The claim: The hype is dying down a bit on this once-maligned, extremely saturated fat, but some still believe in its powers to regulate metabolism and strengthen the immune system, alleviate cradle cap and diaper rash, and even substitute as a sunscreen (again, do not try this at home).
The cost: $16.99 for virgin, unprocessed coconut oil at Costco. The refined kind is less expensive, but does not contain the purported health benefits.
Did it work? It’s greasy, it’s kind of expensive, and as a child of the ’80s, I distinctly remember being told I was going to die of coronary artery disease for eating it with my movie popcorn. Forgive me if I still have a bit of difficulty slathering it on the inside and outside of my body. However, it does make a pretty decent winter moisturizer for both my son and me.

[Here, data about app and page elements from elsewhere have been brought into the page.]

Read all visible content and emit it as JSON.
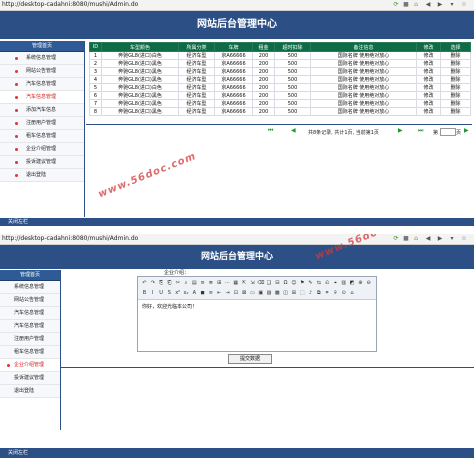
{
  "window1": {
    "url": "http://desktop-cadahni:8080/mushi/Admin.do",
    "header_title": "网站后台管理中心",
    "sidebar": {
      "title": "管理首页",
      "items": [
        {
          "label": "系统信息管理"
        },
        {
          "label": "网站公告管理"
        },
        {
          "label": "汽车信息管理"
        },
        {
          "label": "汽车信息管理"
        },
        {
          "label": "添加汽车信息"
        },
        {
          "label": "注册用户管理"
        },
        {
          "label": "租车信息管理"
        },
        {
          "label": "企业介绍管理"
        },
        {
          "label": "投诉建议管理"
        },
        {
          "label": "退出登陆"
        }
      ]
    },
    "table": {
      "columns": [
        "ID",
        "车型颜色",
        "所属分类",
        "车牌",
        "租金",
        "超时扣除",
        "备注信息",
        "修改",
        "选择"
      ],
      "rows": [
        [
          "1",
          "奔驰GL8(进口)白色",
          "经济车型",
          "京A66666",
          "200",
          "500",
          "国际名牌 使用绝对放心",
          "修改",
          "删除"
        ],
        [
          "2",
          "奔驰GL8(进口)黑色",
          "经济车型",
          "京A66666",
          "200",
          "500",
          "国际名牌 使用绝对放心",
          "修改",
          "删除"
        ],
        [
          "3",
          "奔驰GL8(进口)黑色",
          "经济车型",
          "京A66666",
          "200",
          "500",
          "国际名牌 使用绝对放心",
          "修改",
          "删除"
        ],
        [
          "4",
          "奔驰GL8(进口)黑色",
          "经济车型",
          "京A66666",
          "200",
          "500",
          "国际名牌 使用绝对放心",
          "修改",
          "删除"
        ],
        [
          "5",
          "奔驰GL8(进口)白色",
          "经济车型",
          "京A66666",
          "200",
          "500",
          "国际名牌 使用绝对放心",
          "修改",
          "删除"
        ],
        [
          "6",
          "奔驰GL8(进口)黑色",
          "经济车型",
          "京A66666",
          "200",
          "500",
          "国际名牌 使用绝对放心",
          "修改",
          "删除"
        ],
        [
          "7",
          "奔驰GL8(进口)黑色",
          "经济车型",
          "京A66666",
          "200",
          "500",
          "国际名牌 使用绝对放心",
          "修改",
          "删除"
        ],
        [
          "8",
          "奔驰GL8(进口)黑色",
          "经济车型",
          "京A66666",
          "200",
          "500",
          "国际名牌 使用绝对放心",
          "修改",
          "删除"
        ]
      ]
    },
    "pager": {
      "summary": "共8条记录, 共计1页, 当前第1页",
      "page_prefix": "第",
      "page_suffix": "页"
    },
    "footer": "关闭左栏",
    "watermark": "www.56doc.com"
  },
  "window2": {
    "url": "http://desktop-cadahni:8080/mushi/Admin.do",
    "header_title": "网站后台管理中心",
    "sidebar": {
      "title": "管理首页",
      "items": [
        {
          "label": "系统信息管理"
        },
        {
          "label": "网站公告管理"
        },
        {
          "label": "汽车信息管理"
        },
        {
          "label": "汽车信息管理"
        },
        {
          "label": "注册用户管理"
        },
        {
          "label": "租车信息管理"
        },
        {
          "label": "企业介绍管理"
        },
        {
          "label": "投诉建议管理"
        },
        {
          "label": "退出登陆"
        }
      ]
    },
    "form_label": "企业介绍：",
    "editor_content": "你好，欢迎光临本公司！",
    "submit_label": "提交数据",
    "footer": "关闭左栏",
    "watermark": "www.56doc.com"
  },
  "colors": {
    "header": "#2c4f86",
    "table_header": "#0d6b45",
    "selected": "#d21f1f",
    "pager_icon": "#1a9a2a"
  },
  "icons": [
    "page-first-icon",
    "page-prev-icon",
    "page-next-icon",
    "page-last-icon",
    "page-go-icon",
    "menu-bullet-icon"
  ]
}
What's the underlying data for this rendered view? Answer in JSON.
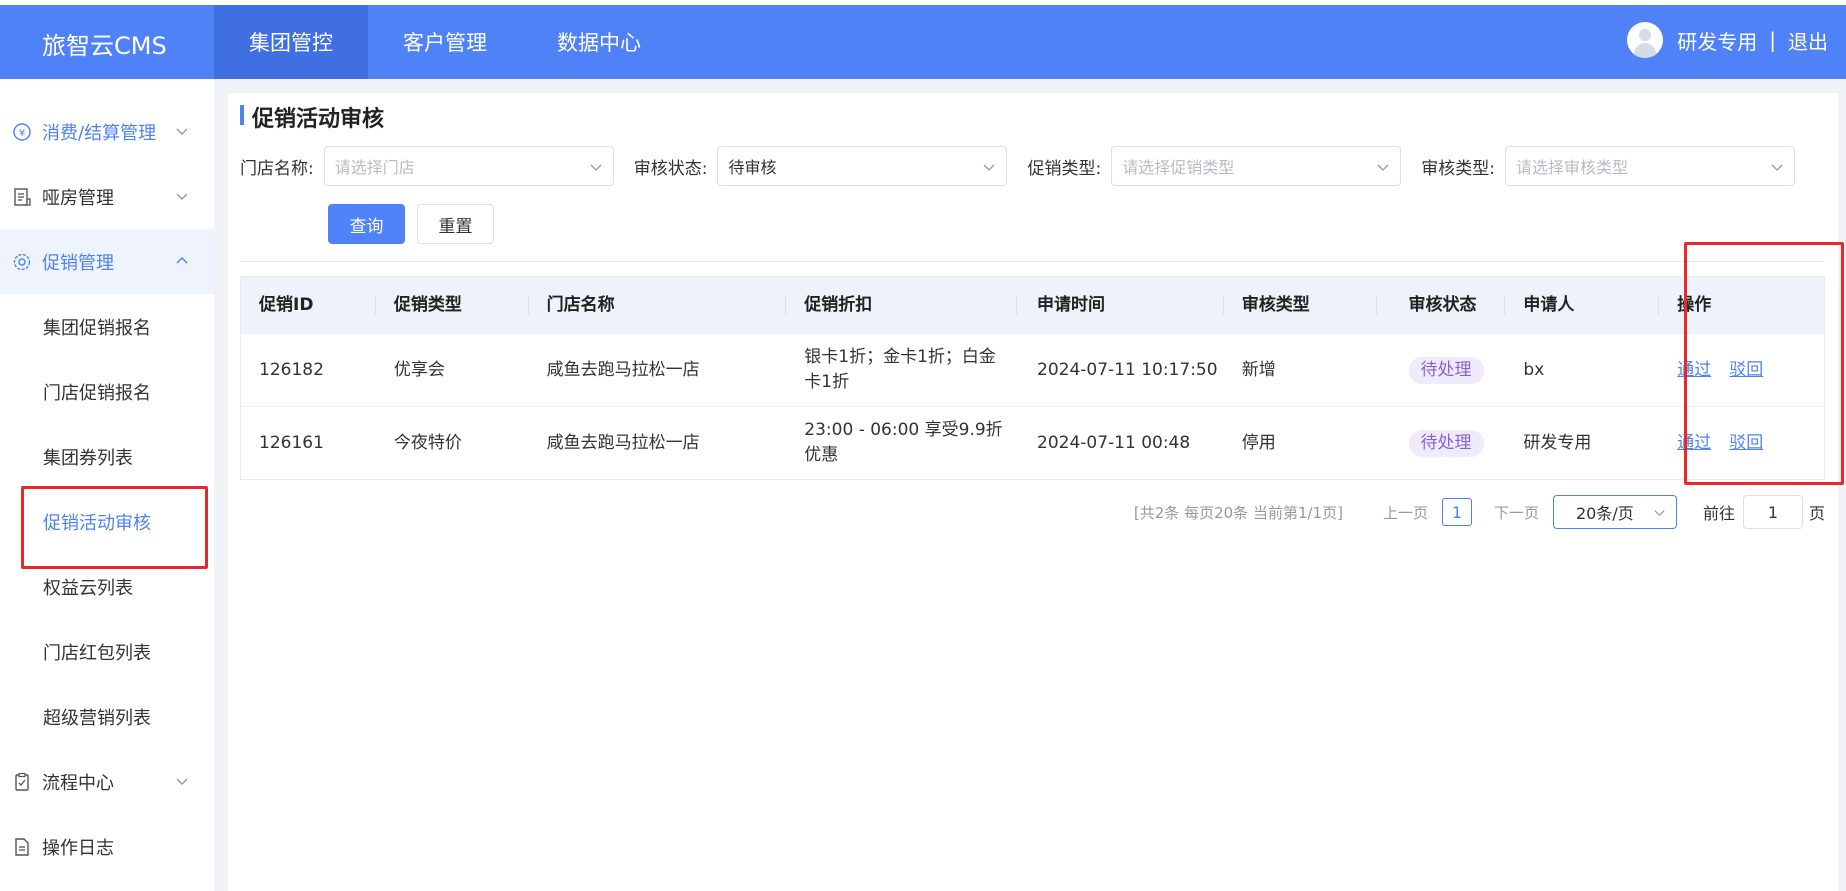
{
  "app": {
    "brand": "旅智云CMS",
    "top_nav": [
      {
        "label": "集团管控",
        "active": true
      },
      {
        "label": "客户管理",
        "active": false
      },
      {
        "label": "数据中心",
        "active": false
      }
    ],
    "user_name": "研发专用",
    "separator": "|",
    "logout": "退出"
  },
  "sidebar": {
    "items": [
      {
        "label": "消费/结算管理",
        "icon": "yen-circle-icon"
      },
      {
        "label": "哑房管理",
        "icon": "document-list-icon"
      },
      {
        "label": "促销管理",
        "icon": "gear-badge-icon"
      },
      {
        "label": "流程中心",
        "icon": "clipboard-icon"
      },
      {
        "label": "操作日志",
        "icon": "log-file-icon"
      }
    ],
    "sub_items": [
      "集团促销报名",
      "门店促销报名",
      "集团券列表",
      "促销活动审核",
      "权益云列表",
      "门店红包列表",
      "超级营销列表"
    ],
    "active_sub": "促销活动审核"
  },
  "page": {
    "title": "促销活动审核",
    "filters": [
      {
        "label": "门店名称:",
        "value": "",
        "placeholder": "请选择门店"
      },
      {
        "label": "审核状态:",
        "value": "待审核",
        "placeholder": ""
      },
      {
        "label": "促销类型:",
        "value": "",
        "placeholder": "请选择促销类型"
      },
      {
        "label": "审核类型:",
        "value": "",
        "placeholder": "请选择审核类型"
      }
    ],
    "query_button": "查询",
    "reset_button": "重置"
  },
  "table": {
    "columns": [
      "促销ID",
      "促销类型",
      "门店名称",
      "促销折扣",
      "申请时间",
      "审核类型",
      "审核状态",
      "申请人",
      "操作"
    ],
    "rows": [
      {
        "id": "126182",
        "type": "优享会",
        "store": "咸鱼去跑马拉松一店",
        "discount_line1": "银卡1折；金卡1折；白金",
        "discount_line2": "卡1折",
        "time": "2024-07-11 10:17:50",
        "audit_type": "新增",
        "status": "待处理",
        "applicant": "bx",
        "approve": "通过",
        "reject": "驳回"
      },
      {
        "id": "126161",
        "type": "今夜特价",
        "store": "咸鱼去跑马拉松一店",
        "discount_line1": "23:00 - 06:00 享受9.9折",
        "discount_line2": "优惠",
        "time": "2024-07-11 00:48",
        "audit_type": "停用",
        "status": "待处理",
        "applicant": "研发专用",
        "approve": "通过",
        "reject": "驳回"
      }
    ]
  },
  "pagination": {
    "summary": "[共2条 每页20条 当前第1/1页]",
    "prev": "上一页",
    "current_page": "1",
    "next": "下一页",
    "page_size": "20条/页",
    "goto_label": "前往",
    "goto_value": "1",
    "page_unit": "页"
  },
  "colors": {
    "primary": "#4f81f7",
    "highlight_box": "#e8282b",
    "status_badge_bg": "#f0eafd",
    "status_badge_text": "#8a63d2"
  }
}
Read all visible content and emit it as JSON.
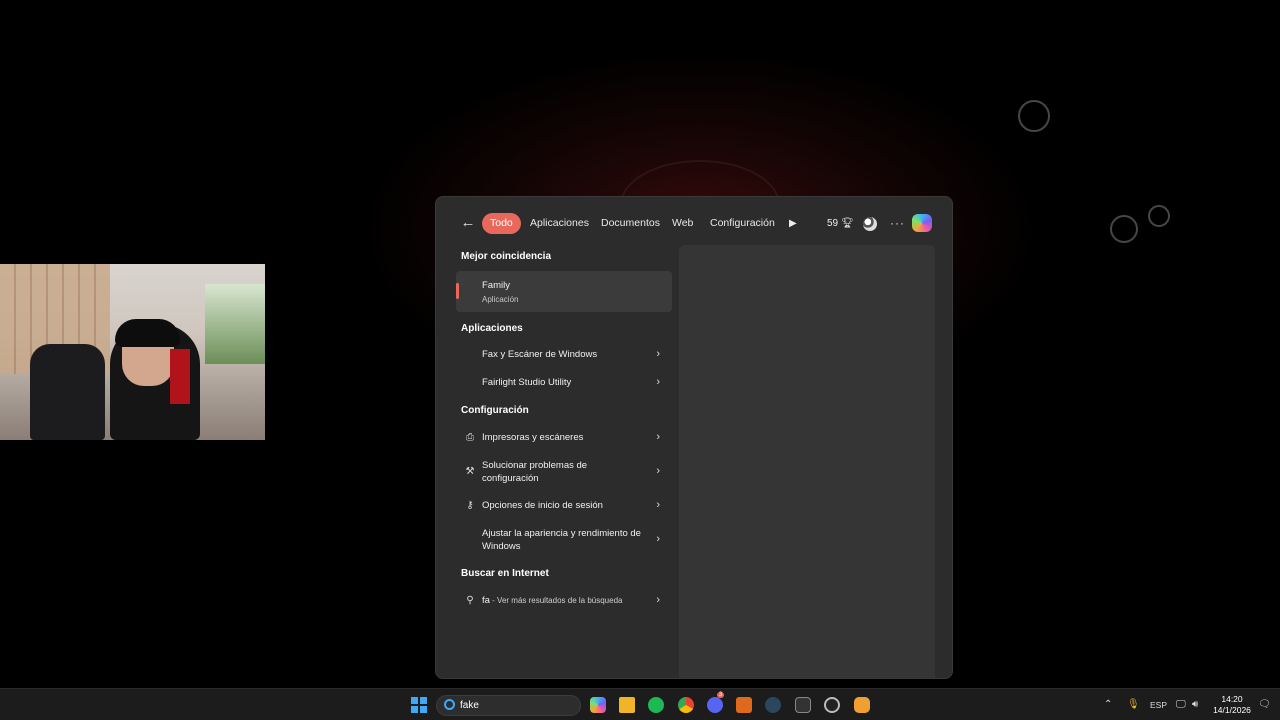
{
  "search_panel": {
    "tabs": [
      "Todo",
      "Aplicaciones",
      "Documentos",
      "Web",
      "Configuración"
    ],
    "points": "59",
    "sections": {
      "best_match": "Mejor coincidencia",
      "apps": "Aplicaciones",
      "settings": "Configuración",
      "web": "Buscar en Internet"
    },
    "best_match": {
      "title": "Family",
      "subtitle": "Aplicación"
    },
    "apps": [
      {
        "label": "Fax y Escáner de Windows"
      },
      {
        "label": "Fairlight Studio Utility"
      }
    ],
    "settings": [
      {
        "label": "Impresoras y escáneres",
        "icon": "printer-icon"
      },
      {
        "label": "Solucionar problemas de configuración",
        "icon": "wrench-icon"
      },
      {
        "label": "Opciones de inicio de sesión",
        "icon": "key-icon"
      },
      {
        "label": "Ajustar la apariencia y rendimiento de Windows",
        "icon": ""
      }
    ],
    "web_search": {
      "query": "fa",
      "suffix": " - Ver más resultados de la búsqueda"
    }
  },
  "taskbar": {
    "search_value": "fake",
    "language": "ESP",
    "time": "14:20",
    "date": "14/1/2026",
    "discord_badge": "3"
  },
  "colors": {
    "accent": "#e8695c",
    "panel": "#2c2c2c"
  }
}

What health experts say: According to Pediatric Associates of the Northwest’s staff dietician, Connie Liakos, coconut oil “just doesn’t live up to the hype as a health food” due to its saturated-fat content. However, she says less-processed “virgin” coconut oil is probably better metabolized in the body, so it is okay to use sometimes in cooking, but not as a primary cooking fat. One caveat: She actually specifically recommends it for children under 2 years of age, as infants need saturated fat for brain development.
Local Raw Honey for Allergies
The claim: Locally produced honey is made by bees who have visited local flowering plants, so people who consume the raw, unprocessed honey regularly — a spoonful a day is what’s typically recommended — are supposedly also consuming all the local pollen, allowing them to build a tolerance over time.
The cost: $5.99 for a 12-ounce squeeze bottle of Vancouver, Wash.-based “Artie’s Harvest” at QFC in Vancouver.
Did it work? My family is blessedly free of allergies, so I had to ask around on this one. Portland mom Jenya Rafi runs Inquisitive Mermaids, a local Facebook group focused on toxin-free living, and is such a devotee of local honey she buys it in bulk. “We use it all the time to help alleviate allergy symptoms,” she explains, “as well as to boost the immune system and as a cough suppressant. If allergies are really bad, local bee pollen is even better!”
What doctors say: “In terms of allergy treatment,” says Dr. Spencer, “according to the National Center for Complementary and Integrative Health, eating honey — perhaps local honey — is theorized to reduce pollen allergies by exposing people to a small amount of the pollen and allowing the body to build up tolerance. However, the studies that have looked at this have been inconsistent. So it is unknown if it helps, but, as long as a child is over 1 year of age, it is safe to ingest raw honey.”
Kat Merck is a freelance writer, editor and mom who was once publicly shamed in line at Natural Grocers for buying cheese. She continues to buy cheese — and sometimes not even the organic kind — while living in Camas, Wash., with her husband and 6-year-old son. Kat’s article “Trash Talk,” April 2018, won PDX Parent a silver Parenting Media Association award for best service feature.